FZ: Yeah. We know, as well as anybody, what his game log looks like and we know how many quality starts he's had and all that other stuff. The reality is that our determination of how good a pitcher can be up here and whether he gives us the best opportunity to win isn't just a function of his game log. It's a function of the execution of pitches, the quality of pitches, how reliant that player is on his defense and the ballpark and flat-out good fortune to generate those results. Again, just like with Chris Carter, we felt it was the best thing for his development was to go down and be in an environment where he could work on a couple of things.

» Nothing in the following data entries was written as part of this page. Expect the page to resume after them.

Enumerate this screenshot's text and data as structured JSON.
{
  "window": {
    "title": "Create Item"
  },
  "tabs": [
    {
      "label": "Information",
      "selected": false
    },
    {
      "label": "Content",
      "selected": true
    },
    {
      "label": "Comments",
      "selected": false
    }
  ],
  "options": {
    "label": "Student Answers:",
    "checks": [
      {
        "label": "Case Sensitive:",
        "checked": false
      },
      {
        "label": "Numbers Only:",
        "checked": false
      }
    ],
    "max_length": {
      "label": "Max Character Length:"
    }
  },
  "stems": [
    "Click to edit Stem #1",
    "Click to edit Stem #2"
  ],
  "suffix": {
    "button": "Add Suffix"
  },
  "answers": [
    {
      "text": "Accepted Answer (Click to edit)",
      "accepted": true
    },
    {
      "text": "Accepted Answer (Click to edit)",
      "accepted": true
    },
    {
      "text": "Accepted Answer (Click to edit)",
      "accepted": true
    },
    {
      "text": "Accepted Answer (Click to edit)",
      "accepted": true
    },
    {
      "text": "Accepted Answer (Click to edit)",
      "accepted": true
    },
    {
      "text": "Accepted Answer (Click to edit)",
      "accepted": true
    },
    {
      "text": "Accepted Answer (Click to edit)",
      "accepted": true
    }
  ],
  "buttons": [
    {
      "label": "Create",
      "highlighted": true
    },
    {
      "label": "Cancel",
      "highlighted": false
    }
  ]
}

It's not easy being a starting pitcher for this team with an offense that doesn't score a lot of runs. Our pitchers have said it themselves when asked about it. They feel like every pitch they make is important. To be in an environment like that [Triple-A] where he feels he is better than the players he is facing and can have success and have a performance like he had [last Friday], that's a good thing. He's still a huge part of what we are trying to do and we are trying to build a team from the pitching rotation out. He's one of the group of five young pitchers that we have, so we are going to do what we think is best for his development. Right now, we think that going down there, having a couple of successful starts – a meaningful start last night, really – is going to be the best thing for him in the long run.

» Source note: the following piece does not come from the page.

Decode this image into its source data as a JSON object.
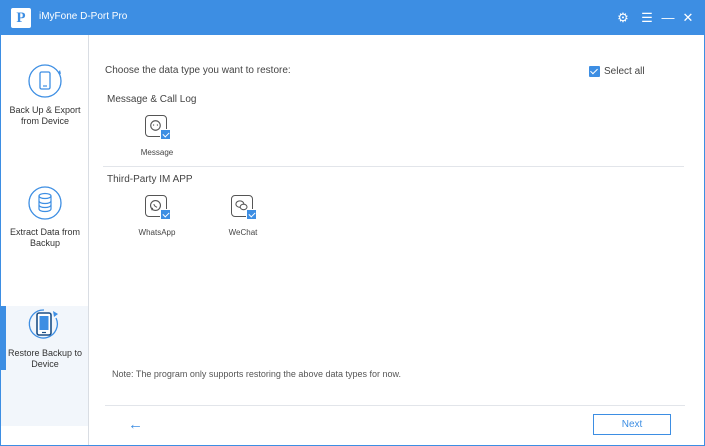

OC: It's got to be a fun thing to be able to call-up a player like Bobby Cramer with his back-story.
FZ: Yeah. I really think that the best and fairest way to run an organization is as a meritocracy. It should be a situation where, if you do well, you get promoted. No matter where we drafted you or how you were acquired, if you perform, you will get a chance to move up. He's a guy who has had a couple of stints with us and he has been terrific at every level, at Stockton, Midland, in Sacramento this year. He was the best starting pitcher in the Mexican League where he pitched on loan this season. It's not the prototypical starting pitching prospect profile, but to get those kind of results, to have the ERA that he does, to get the groundball numbers that he has, and with the walk-and-strike-out ratio being so favorable, we think he's a guy who has a chance to come up here and have success.
I think it sends the right message to everyone in the organization that it doesn't matter, again, how you got into the organization, all that matters is the results that you generate and if you generate results, you have a chance to pitch for us in the big leagues. The same is true of Justin James.
OC: On the international scouting front, you've brought in some big names lately with Renaldo Nunez this year and Wilfredo Solano last year. Zhi-Fang Pan, the Taiwanese shortstop, has had a really nice year in Arizona. Are you feeling like the organization is starting to build some traction in those markets?
FZ: Dan Kantrovitz has been with us for a little over a year now and he's done a really nice job overseeing everything because obviously you've got the Pacific Rim and Latin America and we are pretty active in Mexico, too. Being able to view all of your international alternatives in the same framework, which I think he has accomplished, is terrific. I think when you have that and when you can make apples-to-apples judgments on different players from different parts of the world and be able to allocate your money most efficiently across all of those opportunities, that's how you wind-up with guys like Pan. It's a function of Dan's organization and communication with the scouts in the different areas and good work by the scouts, too.
It's nice to see Pan having that kind of success. That's the kind of thing that can open doors for us in that part of the world with future signings and future success.